But I cannot linger on the artistic and mechanical details of this wonderful temple of worship. For the last hundred years our knowledge of it has been continually increasing, and we cannot be sure that we know all its secrets or even all it was intended to reveal. There is one spot in it of peculiar interest. It is the space nearly in the centre of the building where the remains of a strong foundation of poros stone and a square slot in the middle reveal, undoubtedly, the spot where stood the famous statue of Athene wrought by Phidias, on a frame of wood, and covered with ivory and gold. How wonderful was the influence on the Greek mind of this conception of the virgin goddess, and how remarkable its influence on the western mind when it passed into Christianity ! Athene, as pictured by Homer, is a grand and beautiful conception. In the earliest forms in which men undertook to paint or mould with the hand that which floated as a vision in the brain, we are struck by the great chasm between that which they aimed at and that which they achieved. The literary conception was high, the artistic product low. But gradually this ideal of the divinity of the intellect, embodied in the form of a woman, and radiating, too, into gracious charms of sentiment and beneficence, took possession of the eye and hand of the artist as well as of the song of the minstrel; and by and by, yet as early as the fifth century before Christ, art rose to the level of literature, and bloomed in the perfect flower of the Parthenon and the wondrous art of Phidias which adorned it.

The influence of this Greek idea did not stop here.

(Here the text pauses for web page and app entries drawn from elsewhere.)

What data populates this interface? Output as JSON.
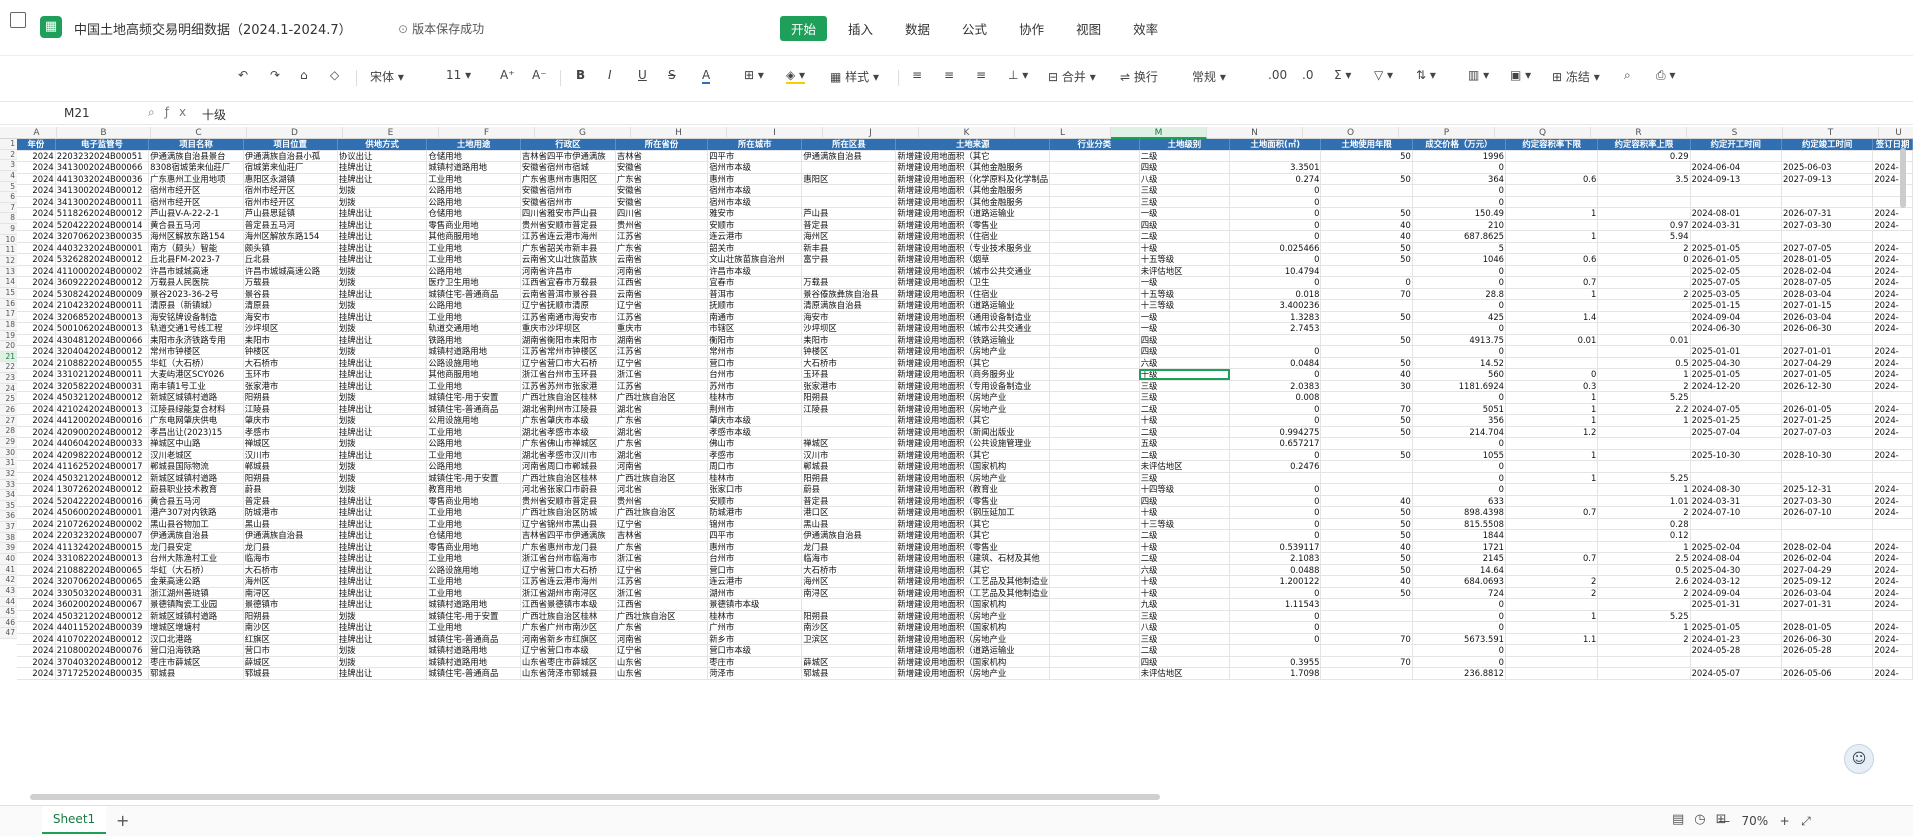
{
  "app": {
    "title": "中国土地高频交易明细数据（2024.1-2024.7）",
    "save_status": "版本保存成功"
  },
  "menu": [
    "开始",
    "插入",
    "数据",
    "公式",
    "协作",
    "视图",
    "效率"
  ],
  "toolbar": {
    "font_name": "宋体",
    "font_size": "11",
    "style_label": "样式",
    "merge_label": "合并",
    "wrap_label": "换行",
    "number_format": "常规",
    "freeze_label": "冻结"
  },
  "formula_bar": {
    "name_box": "M21",
    "value": "十级"
  },
  "columns": [
    "A",
    "B",
    "C",
    "D",
    "E",
    "F",
    "G",
    "H",
    "I",
    "J",
    "K",
    "L",
    "M",
    "N",
    "O",
    "P",
    "Q",
    "R",
    "S",
    "T",
    "U"
  ],
  "selected_column": "M",
  "selected_row": 21,
  "header_row": [
    "年份",
    "电子监管号",
    "项目名称",
    "项目位置",
    "供地方式",
    "土地用途",
    "行政区",
    "所在省份",
    "所在城市",
    "所在区县",
    "土地来源",
    "行业分类",
    "土地级别",
    "土地面积(㎡)",
    "土地使用年限",
    "成交价格（万元）",
    "约定容积率下限",
    "约定容积率上限",
    "约定开工时间",
    "约定竣工时间",
    "签订日期"
  ],
  "rows": [
    [
      "2024",
      "2203232024B00051",
      "伊通满族自治县景台",
      "伊通满族自治县小孤",
      "协议出让",
      "仓储用地",
      "吉林省四平市伊通满族",
      "吉林省",
      "四平市",
      "伊通满族自治县",
      "新增建设用地面积（其它",
      "",
      "二级",
      "",
      "50",
      "1996",
      "",
      "0.29",
      "",
      "",
      ""
    ],
    [
      "2024",
      "3413002024B00066",
      "8308宿城第来仙莊厂",
      "宿城第来仙莊厂",
      "挂牌出让",
      "城镇村道路用地",
      "安徽省宿州市宿城",
      "安徽省",
      "宿州市本级",
      "",
      "新增建设用地面积（其他金融服务",
      "",
      "四级",
      "3.3501",
      "",
      "0",
      "",
      "",
      "2024-06-04",
      "2025-06-03",
      "2024-"
    ],
    [
      "2024",
      "4413032024B00036",
      "广东惠州工业用地项",
      "惠阳区永湖镇",
      "挂牌出让",
      "工业用地",
      "广东省惠州市惠阳区",
      "广东省",
      "惠州市",
      "惠阳区",
      "新增建设用地面积（化学原料及化学制品",
      "",
      "八级",
      "0.274",
      "50",
      "364",
      "0.6",
      "3.5",
      "2024-09-13",
      "2027-09-13",
      "2024-"
    ],
    [
      "2024",
      "3413002024B00012",
      "宿州市经开区",
      "宿州市经开区",
      "划拨",
      "公路用地",
      "安徽省宿州市",
      "安徽省",
      "宿州市本级",
      "",
      "新增建设用地面积（其他金融服务",
      "",
      "三级",
      "0",
      "",
      "0",
      "",
      "",
      "",
      "",
      ""
    ],
    [
      "2024",
      "3413002024B00011",
      "宿州市经开区",
      "宿州市经开区",
      "划拨",
      "公路用地",
      "安徽省宿州市",
      "安徽省",
      "宿州市本级",
      "",
      "新增建设用地面积（其他金融服务",
      "",
      "三级",
      "0",
      "",
      "0",
      "",
      "",
      "",
      "",
      ""
    ],
    [
      "2024",
      "5118262024B00012",
      "芦山县V-A-22-2-1",
      "芦山县思延镇",
      "挂牌出让",
      "仓储用地",
      "四川省雅安市芦山县",
      "四川省",
      "雅安市",
      "芦山县",
      "新增建设用地面积（道路运输业",
      "",
      "一级",
      "0",
      "50",
      "150.49",
      "1",
      "",
      "2024-08-01",
      "2026-07-31",
      "2024-"
    ],
    [
      "2024",
      "5204222024B00014",
      "黄合县五马河",
      "普定县五马河",
      "挂牌出让",
      "零售商业用地",
      "贵州省安顺市普定县",
      "贵州省",
      "安顺市",
      "普定县",
      "新增建设用地面积（零售业",
      "",
      "四级",
      "0",
      "40",
      "210",
      "",
      "0.97",
      "2024-03-31",
      "2027-03-30",
      "2024-"
    ],
    [
      "2024",
      "3207062023B00035",
      "海州区解放东路154",
      "海州区解放东路154",
      "挂牌出让",
      "其他商服用地",
      "江苏省连云港市海州",
      "江苏省",
      "连云港市",
      "海州区",
      "新增建设用地面积（住宿业",
      "",
      "二级",
      "0",
      "40",
      "687.8625",
      "1",
      "5.94",
      "",
      "",
      ""
    ],
    [
      "2024",
      "4403232024B00001",
      "南方（颇头）智能",
      "颇头镇",
      "挂牌出让",
      "工业用地",
      "广东省韶关市新丰县",
      "广东省",
      "韶关市",
      "新丰县",
      "新增建设用地面积（专业技术服务业",
      "",
      "十级",
      "0.025466",
      "50",
      "5",
      "",
      "2",
      "2025-01-05",
      "2027-07-05",
      "2024-"
    ],
    [
      "2024",
      "5326282024B00012",
      "丘北县FM-2023-7",
      "丘北县",
      "挂牌出让",
      "工业用地",
      "云南省文山壮族苗族",
      "云南省",
      "文山壮族苗族自治州",
      "富宁县",
      "新增建设用地面积（烟草",
      "",
      "十五等级",
      "0",
      "50",
      "1046",
      "0.6",
      "0",
      "2026-01-05",
      "2028-01-05",
      "2024-"
    ],
    [
      "2024",
      "4110002024B00002",
      "许昌市城城高速",
      "许昌市城城高速公路",
      "划拨",
      "公路用地",
      "河南省许昌市",
      "河南省",
      "许昌市本级",
      "",
      "新增建设用地面积（城市公共交通业",
      "",
      "未评估地区",
      "10.4794",
      "",
      "0",
      "",
      "",
      "2025-02-05",
      "2028-02-04",
      "2024-"
    ],
    [
      "2024",
      "3609222024B00012",
      "万载县人民医院",
      "万载县",
      "划拨",
      "医疗卫生用地",
      "江西省宜春市万载县",
      "江西省",
      "宜春市",
      "万载县",
      "新增建设用地面积（卫生",
      "",
      "一级",
      "0",
      "0",
      "0",
      "0.7",
      "",
      "2025-07-05",
      "2028-07-05",
      "2024-"
    ],
    [
      "2024",
      "5308242024B00009",
      "景谷2023-36-2号",
      "景谷县",
      "挂牌出让",
      "城镇住宅-普通商品",
      "云南省普洱市景谷县",
      "云南省",
      "普洱市",
      "景谷傣族彝族自治县",
      "新增建设用地面积（住宿业",
      "",
      "十五等级",
      "0.018",
      "70",
      "28.8",
      "1",
      "2",
      "2025-03-05",
      "2028-03-04",
      "2024-"
    ],
    [
      "2024",
      "2104232024B00011",
      "清原县（新镇城）",
      "清原县",
      "划拨",
      "公路用地",
      "辽宁省抚顺市清原",
      "辽宁省",
      "抚顺市",
      "清原满族自治县",
      "新增建设用地面积（道路运输业",
      "",
      "十三等级",
      "3.400236",
      "",
      "0",
      "",
      "",
      "2025-01-15",
      "2027-01-15",
      "2024-"
    ],
    [
      "2024",
      "3206852024B00013",
      "海安铭牌设备制造",
      "海安市",
      "挂牌出让",
      "工业用地",
      "江苏省南通市海安市",
      "江苏省",
      "南通市",
      "海安市",
      "新增建设用地面积（通用设备制造业",
      "",
      "一级",
      "1.3283",
      "50",
      "425",
      "1.4",
      "",
      "2024-09-04",
      "2026-03-04",
      "2024-"
    ],
    [
      "2024",
      "5001062024B00013",
      "轨道交通1号线工程",
      "沙坪坝区",
      "划拨",
      "轨道交通用地",
      "重庆市沙坪坝区",
      "重庆市",
      "市辖区",
      "沙坪坝区",
      "新增建设用地面积（城市公共交通业",
      "",
      "一级",
      "2.7453",
      "",
      "0",
      "",
      "",
      "2024-06-30",
      "2026-06-30",
      "2024-"
    ],
    [
      "2024",
      "4304812024B00066",
      "耒阳市永济铁路专用",
      "耒阳市",
      "挂牌出让",
      "铁路用地",
      "湖南省衡阳市耒阳市",
      "湖南省",
      "衡阳市",
      "耒阳市",
      "新增建设用地面积（铁路运输业",
      "",
      "四级",
      "",
      "50",
      "4913.75",
      "0.01",
      "0.01",
      "",
      "",
      ""
    ],
    [
      "2024",
      "3204042024B00012",
      "常州市钟楼区",
      "钟楼区",
      "划拨",
      "城镇村道路用地",
      "江苏省常州市钟楼区",
      "江苏省",
      "常州市",
      "钟楼区",
      "新增建设用地面积（房地产业",
      "",
      "四级",
      "0",
      "",
      "0",
      "",
      "",
      "2025-01-01",
      "2027-01-01",
      "2024-"
    ],
    [
      "2024",
      "2108822024B00055",
      "华虹（大石桥）",
      "大石桥市",
      "挂牌出让",
      "公路设施用地",
      "辽宁省营口市大石桥",
      "辽宁省",
      "营口市",
      "大石桥市",
      "新增建设用地面积（其它",
      "",
      "六级",
      "0.0484",
      "50",
      "14.52",
      "",
      "0.5",
      "2025-04-30",
      "2027-04-29",
      "2024-"
    ],
    [
      "2024",
      "3310212024B00011",
      "大麦屿港区SCY026",
      "玉环市",
      "挂牌出让",
      "其他商服用地",
      "浙江省台州市玉环县",
      "浙江省",
      "台州市",
      "玉环县",
      "新增建设用地面积（商务服务业",
      "",
      "十级",
      "0",
      "40",
      "560",
      "0",
      "1",
      "2025-01-05",
      "2027-01-05",
      "2024-"
    ],
    [
      "2024",
      "3205822024B00031",
      "南丰镇1号工业",
      "张家港市",
      "挂牌出让",
      "工业用地",
      "江苏省苏州市张家港",
      "江苏省",
      "苏州市",
      "张家港市",
      "新增建设用地面积（专用设备制造业",
      "",
      "三级",
      "2.0383",
      "30",
      "1181.6924",
      "0.3",
      "2",
      "2024-12-20",
      "2026-12-30",
      "2024-"
    ],
    [
      "2024",
      "4503212024B00012",
      "新城区城镇村道路",
      "阳朔县",
      "划拨",
      "城镇住宅-用于安置",
      "广西壮族自治区桂林",
      "广西壮族自治区",
      "桂林市",
      "阳朔县",
      "新增建设用地面积（房地产业",
      "",
      "三级",
      "0.008",
      "",
      "0",
      "1",
      "5.25",
      "",
      "",
      ""
    ],
    [
      "2024",
      "4210242024B00013",
      "江陵县绿能复合材料",
      "江陵县",
      "挂牌出让",
      "城镇住宅-普通商品",
      "湖北省荆州市江陵县",
      "湖北省",
      "荆州市",
      "江陵县",
      "新增建设用地面积（房地产业",
      "",
      "二级",
      "0",
      "70",
      "5051",
      "1",
      "2.2",
      "2024-07-05",
      "2026-01-05",
      "2024-"
    ],
    [
      "2024",
      "4412002024B00016",
      "广东电网肇庆供电",
      "肇庆市",
      "划拨",
      "公用设施用地",
      "广东省肇庆市本级",
      "广东省",
      "肇庆市本级",
      "",
      "新增建设用地面积（其它",
      "",
      "十级",
      "0",
      "50",
      "356",
      "1",
      "1",
      "2025-01-25",
      "2027-01-25",
      "2024-"
    ],
    [
      "2024",
      "4209002024B00012",
      "孝昌出让(2023)15",
      "孝感市",
      "挂牌出让",
      "工业用地",
      "湖北省孝感市本级",
      "湖北省",
      "孝感市本级",
      "",
      "新增建设用地面积（新闻出版业",
      "",
      "二级",
      "0.994275",
      "50",
      "214.704",
      "1.2",
      "",
      "2025-07-04",
      "2027-07-03",
      "2024-"
    ],
    [
      "2024",
      "4406042024B00033",
      "禅城区中山路",
      "禅城区",
      "划拨",
      "公路用地",
      "广东省佛山市禅城区",
      "广东省",
      "佛山市",
      "禅城区",
      "新增建设用地面积（公共设施管理业",
      "",
      "五级",
      "0.657217",
      "",
      "0",
      "",
      "",
      "",
      "",
      ""
    ],
    [
      "2024",
      "4209822024B00012",
      "汉川老城区",
      "汉川市",
      "挂牌出让",
      "工业用地",
      "湖北省孝感市汉川市",
      "湖北省",
      "孝感市",
      "汉川市",
      "新增建设用地面积（其它",
      "",
      "二级",
      "0",
      "50",
      "1055",
      "1",
      "",
      "2025-10-30",
      "2028-10-30",
      "2024-"
    ],
    [
      "2024",
      "4116252024B00017",
      "郸城县国际物流",
      "郸城县",
      "划拨",
      "公路用地",
      "河南省周口市郸城县",
      "河南省",
      "周口市",
      "郸城县",
      "新增建设用地面积（国家机构",
      "",
      "未评估地区",
      "0.2476",
      "",
      "0",
      "",
      "",
      "",
      "",
      ""
    ],
    [
      "2024",
      "4503212024B00012",
      "新城区城镇村道路",
      "阳朔县",
      "划拨",
      "城镇住宅-用于安置",
      "广西壮族自治区桂林",
      "广西壮族自治区",
      "桂林市",
      "阳朔县",
      "新增建设用地面积（房地产业",
      "",
      "三级",
      "",
      "",
      "0",
      "1",
      "5.25",
      "",
      "",
      ""
    ],
    [
      "2024",
      "1307262024B00012",
      "蔚县职业技术教育",
      "蔚县",
      "划拨",
      "教育用地",
      "河北省张家口市蔚县",
      "河北省",
      "张家口市",
      "蔚县",
      "新增建设用地面积（教育业",
      "",
      "十四等级",
      "0",
      "",
      "0",
      "",
      "1",
      "2024-08-30",
      "2025-12-31",
      "2024-"
    ],
    [
      "2024",
      "5204222024B00016",
      "黄合县五马河",
      "普定县",
      "挂牌出让",
      "零售商业用地",
      "贵州省安顺市普定县",
      "贵州省",
      "安顺市",
      "普定县",
      "新增建设用地面积（零售业",
      "",
      "四级",
      "0",
      "40",
      "633",
      "",
      "1.01",
      "2024-03-31",
      "2027-03-30",
      "2024-"
    ],
    [
      "2024",
      "4506002024B00001",
      "港产307对内铁路",
      "防城港市",
      "挂牌出让",
      "工业用地",
      "广西壮族自治区防城",
      "广西壮族自治区",
      "防城港市",
      "港口区",
      "新增建设用地面积（钢压延加工",
      "",
      "十级",
      "0",
      "50",
      "898.4398",
      "0.7",
      "2",
      "2024-07-10",
      "2026-07-10",
      "2024-"
    ],
    [
      "2024",
      "2107262024B00002",
      "黑山县谷物加工",
      "黑山县",
      "挂牌出让",
      "工业用地",
      "辽宁省锦州市黑山县",
      "辽宁省",
      "锦州市",
      "黑山县",
      "新增建设用地面积（其它",
      "",
      "十三等级",
      "0",
      "50",
      "815.5508",
      "",
      "0.28",
      "",
      "",
      ""
    ],
    [
      "2024",
      "2203232024B00007",
      "伊通满族自治县",
      "伊通满族自治县",
      "挂牌出让",
      "仓储用地",
      "吉林省四平市伊通满族",
      "吉林省",
      "四平市",
      "伊通满族自治县",
      "新增建设用地面积（其它",
      "",
      "二级",
      "0",
      "50",
      "1844",
      "",
      "0.12",
      "",
      "",
      ""
    ],
    [
      "2024",
      "4113242024B00015",
      "龙门县安定",
      "龙门县",
      "挂牌出让",
      "零售商业用地",
      "广东省惠州市龙门县",
      "广东省",
      "惠州市",
      "龙门县",
      "新增建设用地面积（零售业",
      "",
      "十级",
      "0.539117",
      "40",
      "1721",
      "",
      "1",
      "2025-02-04",
      "2028-02-04",
      "2024-"
    ],
    [
      "2024",
      "3310822024B00013",
      "台州大陈渔村工业",
      "临海市",
      "挂牌出让",
      "工业用地",
      "浙江省台州市临海市",
      "浙江省",
      "台州市",
      "临海市",
      "新增建设用地面积（建筑、石材及其他",
      "",
      "二级",
      "2.1083",
      "50",
      "2145",
      "0.7",
      "2.5",
      "2024-08-04",
      "2026-02-04",
      "2024-"
    ],
    [
      "2024",
      "2108822024B00065",
      "华虹（大石桥）",
      "大石桥市",
      "挂牌出让",
      "公路设施用地",
      "辽宁省营口市大石桥",
      "辽宁省",
      "营口市",
      "大石桥市",
      "新增建设用地面积（其它",
      "",
      "六级",
      "0.0488",
      "50",
      "14.64",
      "",
      "0.5",
      "2025-04-30",
      "2027-04-29",
      "2024-"
    ],
    [
      "2024",
      "3207062024B00065",
      "金莱高速公路",
      "海州区",
      "挂牌出让",
      "工业用地",
      "江苏省连云港市海州",
      "江苏省",
      "连云港市",
      "海州区",
      "新增建设用地面积（工艺品及其他制造业",
      "",
      "十级",
      "1.200122",
      "40",
      "684.0693",
      "2",
      "2.6",
      "2024-03-12",
      "2025-09-12",
      "2024-"
    ],
    [
      "2024",
      "3305032024B00031",
      "浙江湖州善琏镇",
      "南浔区",
      "挂牌出让",
      "工业用地",
      "浙江省湖州市南浔区",
      "浙江省",
      "湖州市",
      "南浔区",
      "新增建设用地面积（工艺品及其他制造业",
      "",
      "十级",
      "0",
      "50",
      "724",
      "2",
      "2",
      "2024-09-04",
      "2026-03-04",
      "2024-"
    ],
    [
      "2024",
      "3602002024B00067",
      "景德镇陶瓷工业园",
      "景德镇市",
      "挂牌出让",
      "城镇村道路用地",
      "江西省景德镇市本级",
      "江西省",
      "景德镇市本级",
      "",
      "新增建设用地面积（国家机构",
      "",
      "九级",
      "1.11543",
      "",
      "0",
      "",
      "",
      "2025-01-31",
      "2027-01-31",
      "2024-"
    ],
    [
      "2024",
      "4503212024B00012",
      "新城区城镇村道路",
      "阳朔县",
      "划拨",
      "城镇住宅-用于安置",
      "广西壮族自治区桂林",
      "广西壮族自治区",
      "桂林市",
      "阳朔县",
      "新增建设用地面积（房地产业",
      "",
      "三级",
      "0",
      "",
      "0",
      "1",
      "5.25",
      "",
      "",
      ""
    ],
    [
      "2024",
      "4401152024B00039",
      "增城区增塘村",
      "南沙区",
      "挂牌出让",
      "工业用地",
      "广东省广州市南沙区",
      "广东省",
      "广州市",
      "南沙区",
      "新增建设用地面积（国家机构",
      "",
      "八级",
      "0",
      "",
      "0",
      "",
      "1",
      "2025-01-05",
      "2028-01-05",
      "2024-"
    ],
    [
      "2024",
      "4107022024B00012",
      "汉口北港路",
      "红旗区",
      "挂牌出让",
      "城镇住宅-普通商品",
      "河南省新乡市红旗区",
      "河南省",
      "新乡市",
      "卫滨区",
      "新增建设用地面积（房地产业",
      "",
      "三级",
      "0",
      "70",
      "5673.591",
      "1.1",
      "2",
      "2024-01-23",
      "2026-06-30",
      "2024-"
    ],
    [
      "2024",
      "2108002024B00076",
      "营口沿海铁路",
      "营口市",
      "划拨",
      "城镇村道路用地",
      "辽宁省营口市本级",
      "辽宁省",
      "营口市本级",
      "",
      "新增建设用地面积（道路运输业",
      "",
      "二级",
      "",
      "",
      "0",
      "",
      "",
      "2024-05-28",
      "2026-05-28",
      "2024-"
    ],
    [
      "2024",
      "3704032024B00012",
      "枣庄市薛城区",
      "薛城区",
      "划拨",
      "城镇村道路用地",
      "山东省枣庄市薛城区",
      "山东省",
      "枣庄市",
      "薛城区",
      "新增建设用地面积（国家机构",
      "",
      "四级",
      "0.3955",
      "70",
      "0",
      "",
      "",
      "",
      "",
      ""
    ],
    [
      "2024",
      "3717252024B00035",
      "郓城县",
      "郓城县",
      "挂牌出让",
      "城镇住宅-普通商品",
      "山东省菏泽市郓城县",
      "山东省",
      "菏泽市",
      "郓城县",
      "新增建设用地面积（房地产业",
      "",
      "未评估地区",
      "1.7098",
      "",
      "236.8812",
      "",
      "",
      "2024-05-07",
      "2026-05-06",
      "2024-"
    ]
  ],
  "sheet_tab": "Sheet1",
  "status": {
    "zoom": "70%"
  }
}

In the fifth century A. D. the Parthenon became the temple of Saint Sophia, and a few centuries later it was transformed into the church of the Virgin Mary. Like Paganism, Christianity could not be contented with a purely masculine deity. Athene, excluded from her temple, revenged herself by re-appearing in a new guise and with new functions. If the later Christian homage to a virgin met a need of the human heart, who shall say that that rendered to the Greek virgin was not as sincere and inspiring?

The best time to see the Parthenon is at sunset or under the silver light of the full moon. The tones of the building, weather-stained by centuries, seem richer and deeper in the sunset glow; and the temple fits beautifully into the illumined landscape. Take your stand at the southwest corner of the temple of Nike. Below you lies the theatre of Herodes Atticus, a little to the right the hill of Philopappus, still farther Observatory Hill, the Areopagus, the Pnyx, and the stately Theseion. In the plains the fresh green barley alternates with olive groves and brown furrowed fields. To the left stretches the Bay of Phaleron, opening to the larger sea. Piraeus lies beyond. Here is the island of Salamis, there AEgina. The coast of Attica fades into the distance. Walking to the other end of the Acropolis, we see below the new Athens, the royal palace and garden, and steep Lycabettus rising abruptly from the plain. The whole view is framed in by sea and mountain, — Pentelicus, from whose bosom came the milk-white curdled marble with which these temples were reared, Parnes, AEgaleos, the pass of Daphne, and, most familiar of all, the long ridge of Hymettus. How the sinking sun seems to fondle it, and how softly the mutable colors play over it, — gold and violet and red, — melting its hard, rocky surface into geniality and beauty ! In this sunset glow the Parthenon, the magnificent Propylaea, the Erechtheum, and the bewitching temple of Nike are gilded with super-natural light, as if the sun loved to heighten their beauty. And, when the moon rises and in the deep silence silvers the old rock and the temples upon it, you forget the things of today; and in the witchery of the moonlight Athene seems to come once more to claim her holy place, and you are a willing worshipper at her shrine.